## Prompt
When the word "icon" shows up in a line of the data below, copy that whole line.

[Data about app and page elements]
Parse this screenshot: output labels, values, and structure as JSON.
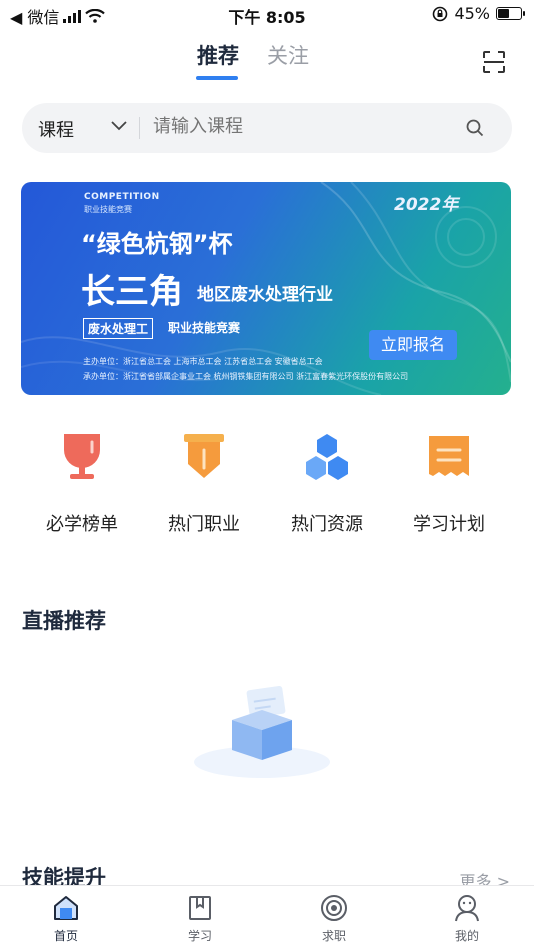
{
  "status_bar": {
    "back_app": "◀ 微信",
    "time": "下午 8:05",
    "battery": "45%",
    "battery_level": 0.45
  },
  "tabs": [
    {
      "label": "推荐",
      "active": true
    },
    {
      "label": "关注",
      "active": false
    }
  ],
  "search": {
    "category": "课程",
    "placeholder": "请输入课程"
  },
  "banner": {
    "competition": "COMPETITION",
    "competition_sub": "职业技能竞赛",
    "year": "2022年",
    "cup": "“绿色杭钢”杯",
    "headline": "长三角",
    "subheadline": "地区废水处理行业",
    "tag": "废水处理工",
    "tag2": "职业技能竞赛",
    "cta": "立即报名",
    "organizers": "主办单位：浙江省总工会    上海市总工会    江苏省总工会    安徽省总工会",
    "co_organizers": "承办单位：浙江省省部属企事业工会    杭州钢铁集团有限公司    浙江富春紫光环保股份有限公司"
  },
  "entries": [
    {
      "label": "必学榜单",
      "icon": "trophy-icon",
      "color": "#ee6a5b"
    },
    {
      "label": "热门职业",
      "icon": "badge-icon",
      "color": "#f59b3d"
    },
    {
      "label": "热门资源",
      "icon": "cubes-icon",
      "color": "#3f8af2"
    },
    {
      "label": "学习计划",
      "icon": "plan-icon",
      "color": "#f59b3d"
    }
  ],
  "sections": {
    "live": "直播推荐",
    "skills": "技能提升",
    "more": "更多 >"
  },
  "nav": [
    {
      "label": "首页",
      "icon": "home-icon",
      "active": true
    },
    {
      "label": "学习",
      "icon": "book-icon",
      "active": false
    },
    {
      "label": "求职",
      "icon": "target-icon",
      "active": false
    },
    {
      "label": "我的",
      "icon": "profile-icon",
      "active": false
    }
  ],
  "colors": {
    "accent": "#2f7ff0",
    "text": "#1f2a3d",
    "muted": "#9a9ea6"
  }
}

## Answer space
      "icon": "trophy-icon",
      "icon": "badge-icon",
      "icon": "cubes-icon",
      "icon": "plan-icon",
      "icon": "home-icon",
      "icon": "book-icon",
      "icon": "target-icon",
      "icon": "profile-icon",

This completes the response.